Noor Us Sabah Tauqeer is a writer-translator from Pakistan. Her children’s novel, A Quest with Kaaf, was published by the Oxford University Press Pakistan in 2020 and she is currently working on a literary translation of the Urdu classic, Mushahidaat e Zindaan by Hasrat Mohani. She teaches Literature in the English Department at the University of Karachi. Her work has appeared in Zau, The Falconer, Punt Volat, minor literatures, and Roi Fainéant Press. Her poetry was published by the English Department at Karachi University in a recent anthology, and she was also a fellow of the first Salam Award Cohort in 2023.
Joseph Tuck is an English teacher who lives in a small town just north of London. When he is not teaching, he is either writing fiction or playing guitar for the moderately successful post-indie band, French Mothers. He has been published in a few online publications under various pseudonyms and, currently, is compiling a collection of short stories as well as working on his first novel.
Yann van Heurck was born in the lost land of America but grew up everywhere. She divides her life between Cornwall and the US, and her writing between poetry and stories. She has had nothing published in a long time, having been busy as a translator, activist and caregiver to her Catalan husband, but recently has written a great deal and hopes to see her work in print. Blame the weirdness of her stories on her Flemish ancestors.
Andrea Watts’ stories have been anthologised by Brick Lane Books, Influx Press, Honno Press and Visual Verse. She was shortlisted for Bridport Prize 2022 and teaches Creative Writing at Mary Ward Centre, Stratford, London. Previously she played in grassroots Women’s Football but has temporarily retired (N16 ’til she dies!). She is an Associate Trustee at Safaplace, a charity working for young people’s mental health in Hackney where she lives.

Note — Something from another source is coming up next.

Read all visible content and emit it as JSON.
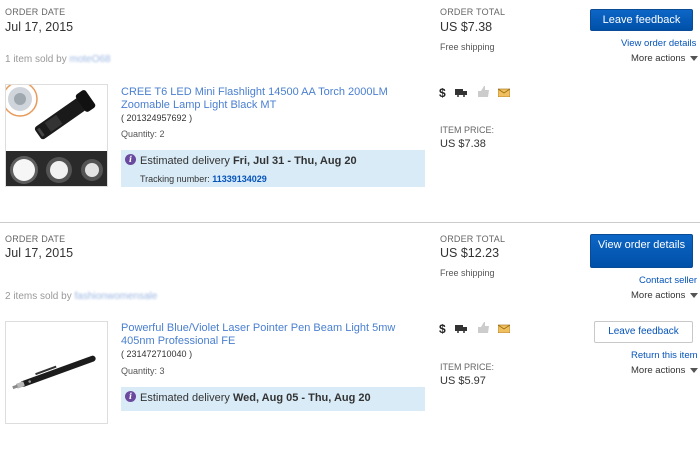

Congratulations to the shortlisted writers. We can’t wait to publish the anthology and help their wonderful writing find more readers.